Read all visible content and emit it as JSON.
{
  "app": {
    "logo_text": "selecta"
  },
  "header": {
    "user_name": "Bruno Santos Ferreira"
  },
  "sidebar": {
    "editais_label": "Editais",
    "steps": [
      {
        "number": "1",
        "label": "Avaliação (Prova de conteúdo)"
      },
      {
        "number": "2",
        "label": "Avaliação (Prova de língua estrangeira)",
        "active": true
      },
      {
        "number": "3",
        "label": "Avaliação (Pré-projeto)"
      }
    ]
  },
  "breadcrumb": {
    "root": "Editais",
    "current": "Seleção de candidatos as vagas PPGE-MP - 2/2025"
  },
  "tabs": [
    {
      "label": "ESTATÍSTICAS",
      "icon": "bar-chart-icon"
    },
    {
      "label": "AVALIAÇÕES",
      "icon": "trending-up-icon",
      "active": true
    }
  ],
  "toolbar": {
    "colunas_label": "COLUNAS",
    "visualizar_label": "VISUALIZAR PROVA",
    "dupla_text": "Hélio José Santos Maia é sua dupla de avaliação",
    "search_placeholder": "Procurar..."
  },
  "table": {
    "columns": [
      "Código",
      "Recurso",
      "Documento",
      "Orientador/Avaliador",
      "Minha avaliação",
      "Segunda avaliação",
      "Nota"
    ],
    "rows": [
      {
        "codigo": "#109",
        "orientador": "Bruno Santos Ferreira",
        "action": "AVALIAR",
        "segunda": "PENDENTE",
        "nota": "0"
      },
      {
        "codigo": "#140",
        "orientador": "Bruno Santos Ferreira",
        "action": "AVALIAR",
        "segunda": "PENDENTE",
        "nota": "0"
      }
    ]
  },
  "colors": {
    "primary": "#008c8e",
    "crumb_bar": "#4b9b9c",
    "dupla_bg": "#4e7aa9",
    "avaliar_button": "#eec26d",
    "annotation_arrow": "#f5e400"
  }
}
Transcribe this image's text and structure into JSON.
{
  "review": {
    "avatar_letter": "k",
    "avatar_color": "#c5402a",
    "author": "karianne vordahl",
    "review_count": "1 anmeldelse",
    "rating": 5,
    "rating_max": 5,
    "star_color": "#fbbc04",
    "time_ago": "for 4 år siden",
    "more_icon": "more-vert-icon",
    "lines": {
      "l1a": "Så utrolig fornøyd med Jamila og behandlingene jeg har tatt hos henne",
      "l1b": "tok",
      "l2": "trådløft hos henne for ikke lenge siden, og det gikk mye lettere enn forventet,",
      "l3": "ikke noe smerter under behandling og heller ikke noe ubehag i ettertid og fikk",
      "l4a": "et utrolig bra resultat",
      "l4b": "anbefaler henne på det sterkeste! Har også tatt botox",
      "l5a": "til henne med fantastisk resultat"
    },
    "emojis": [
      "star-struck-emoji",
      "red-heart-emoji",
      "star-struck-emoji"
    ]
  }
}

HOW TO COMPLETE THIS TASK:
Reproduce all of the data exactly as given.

ANSWER BOX:
Read all visible content and emit it as JSON.
{
  "app": {
    "logo_text": "selecta"
  },
  "header": {
    "user_name": "Bruno Santos Ferreira"
  },
  "sidebar": {
    "editais_label": "Editais",
    "steps": [
      {
        "number": "1",
        "label": "Avaliação (Prova de conteúdo)"
      },
      {
        "number": "2",
        "label": "Avaliação (Prova de língua estrangeira)",
        "active": true
      },
      {
        "number": "3",
        "label": "Avaliação (Pré-projeto)"
      }
    ]
  },
  "breadcrumb": {
    "root": "Editais",
    "current": "Seleção de candidatos as vagas PPGE-MP - 2/2025"
  },
  "tabs": [
    {
      "label": "ESTATÍSTICAS",
      "icon": "bar-chart-icon"
    },
    {
      "label": "AVALIAÇÕES",
      "icon": "trending-up-icon",
      "active": true
    }
  ],
  "toolbar": {
    "colunas_label": "COLUNAS",
    "visualizar_label": "VISUALIZAR PROVA",
    "dupla_text": "Hélio José Santos Maia é sua dupla de avaliação",
    "search_placeholder": "Procurar..."
  },
  "table": {
    "columns": [
      "Código",
      "Recurso",
      "Documento",
      "Orientador/Avaliador",
      "Minha avaliação",
      "Segunda avaliação",
      "Nota"
    ],
    "rows": [
      {
        "codigo": "#109",
        "orientador": "Bruno Santos Ferreira",
        "action": "AVALIAR",
        "segunda": "PENDENTE",
        "nota": "0"
      },
      {
        "codigo": "#140",
        "orientador": "Bruno Santos Ferreira",
        "action": "AVALIAR",
        "segunda": "PENDENTE",
        "nota": "0"
      }
    ]
  },
  "colors": {
    "primary": "#008c8e",
    "crumb_bar": "#4b9b9c",
    "dupla_bg": "#4e7aa9",
    "avaliar_button": "#eec26d",
    "annotation_arrow": "#f5e400"
  }
}
Transcribe this image's text and structure into JSON.
{
  "review": {
    "avatar_letter": "k",
    "avatar_color": "#c5402a",
    "author": "karianne vordahl",
    "review_count": "1 anmeldelse",
    "rating": 5,
    "rating_max": 5,
    "star_color": "#fbbc04",
    "time_ago": "for 4 år siden",
    "more_icon": "more-vert-icon",
    "lines": {
      "l1a": "Så utrolig fornøyd med Jamila og behandlingene jeg har tatt hos henne",
      "l1b": "tok",
      "l2": "trådløft hos henne for ikke lenge siden, og det gikk mye lettere enn forventet,",
      "l3": "ikke noe smerter under behandling og heller ikke noe ubehag i ettertid og fikk",
      "l4a": "et utrolig bra resultat",
      "l4b": "anbefaler henne på det sterkeste! Har også tatt botox",
      "l5a": "til henne med fantastisk resultat"
    },
    "emojis": [
      "star-struck-emoji",
      "red-heart-emoji",
      "star-struck-emoji"
    ]
  }
}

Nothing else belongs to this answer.